## DATA PROVIDED
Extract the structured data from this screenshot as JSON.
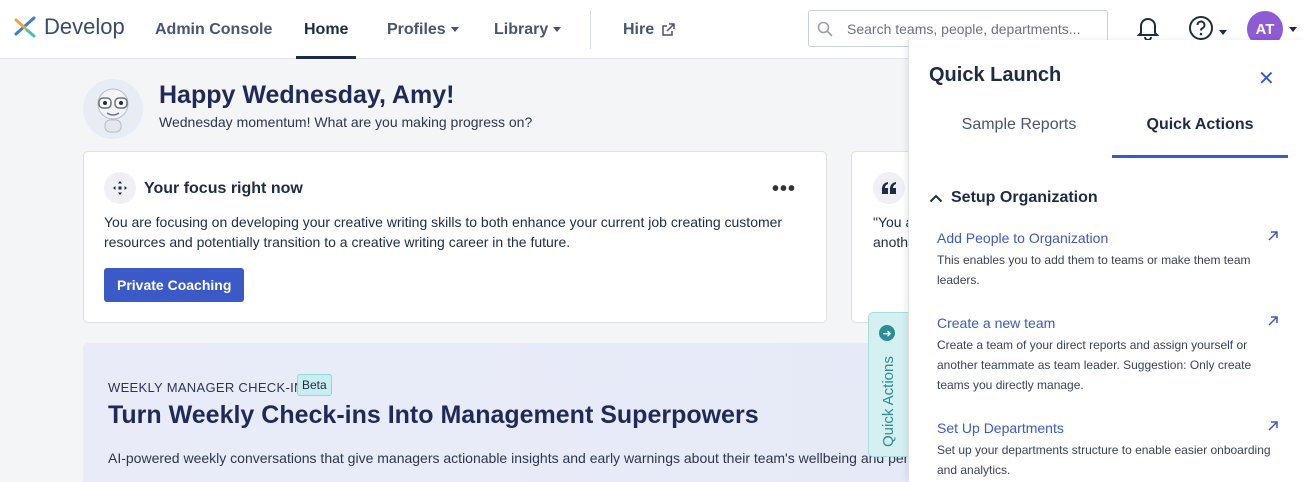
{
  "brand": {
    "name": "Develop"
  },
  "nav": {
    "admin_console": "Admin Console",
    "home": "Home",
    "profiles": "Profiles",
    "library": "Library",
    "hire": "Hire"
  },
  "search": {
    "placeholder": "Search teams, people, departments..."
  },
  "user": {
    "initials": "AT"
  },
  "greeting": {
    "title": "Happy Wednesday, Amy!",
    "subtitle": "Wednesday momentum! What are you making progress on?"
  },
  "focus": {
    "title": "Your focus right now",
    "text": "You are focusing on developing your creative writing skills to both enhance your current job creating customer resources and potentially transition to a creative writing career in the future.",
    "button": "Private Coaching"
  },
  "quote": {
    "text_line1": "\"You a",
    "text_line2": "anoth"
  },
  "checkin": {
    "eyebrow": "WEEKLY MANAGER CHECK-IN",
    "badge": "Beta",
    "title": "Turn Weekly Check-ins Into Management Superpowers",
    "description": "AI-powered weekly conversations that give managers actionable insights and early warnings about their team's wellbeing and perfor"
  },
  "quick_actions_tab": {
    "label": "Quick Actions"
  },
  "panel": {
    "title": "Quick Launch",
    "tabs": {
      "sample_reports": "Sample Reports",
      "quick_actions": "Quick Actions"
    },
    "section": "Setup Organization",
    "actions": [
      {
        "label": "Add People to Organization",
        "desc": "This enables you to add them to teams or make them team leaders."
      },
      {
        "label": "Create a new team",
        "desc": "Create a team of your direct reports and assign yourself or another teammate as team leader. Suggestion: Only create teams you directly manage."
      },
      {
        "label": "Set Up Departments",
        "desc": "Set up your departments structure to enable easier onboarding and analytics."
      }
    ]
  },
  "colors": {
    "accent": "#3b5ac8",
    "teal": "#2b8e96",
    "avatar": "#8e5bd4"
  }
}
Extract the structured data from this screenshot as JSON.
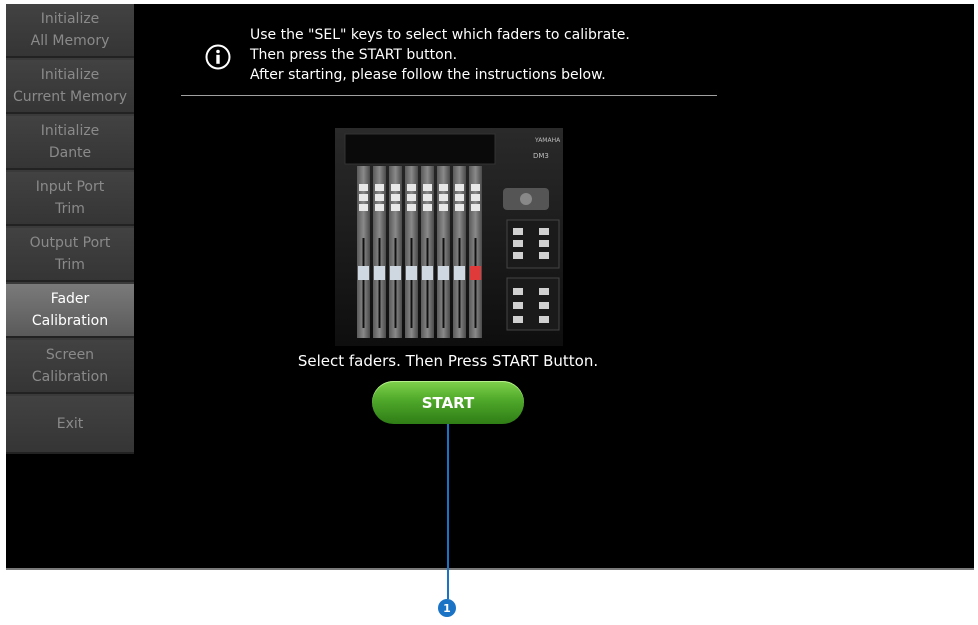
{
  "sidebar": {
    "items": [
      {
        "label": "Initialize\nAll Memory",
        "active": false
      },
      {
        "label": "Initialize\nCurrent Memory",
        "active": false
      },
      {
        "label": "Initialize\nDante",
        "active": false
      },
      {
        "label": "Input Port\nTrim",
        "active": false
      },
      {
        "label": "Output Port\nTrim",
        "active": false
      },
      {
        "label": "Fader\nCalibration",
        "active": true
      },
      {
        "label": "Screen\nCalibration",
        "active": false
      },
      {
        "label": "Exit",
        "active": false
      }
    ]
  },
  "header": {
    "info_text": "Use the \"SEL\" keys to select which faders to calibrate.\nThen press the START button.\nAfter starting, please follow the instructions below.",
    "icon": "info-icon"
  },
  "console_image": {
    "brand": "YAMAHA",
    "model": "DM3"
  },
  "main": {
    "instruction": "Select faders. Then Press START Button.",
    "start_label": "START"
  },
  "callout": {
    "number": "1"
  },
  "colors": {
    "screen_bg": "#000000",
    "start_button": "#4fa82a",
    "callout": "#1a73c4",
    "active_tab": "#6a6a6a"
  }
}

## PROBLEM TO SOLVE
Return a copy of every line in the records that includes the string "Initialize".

## SOLUTION FOR THIS EXERCISE
        "label": "Initialize\nAll Memory",
        "label": "Initialize\nCurrent Memory",
        "label": "Initialize\nDante",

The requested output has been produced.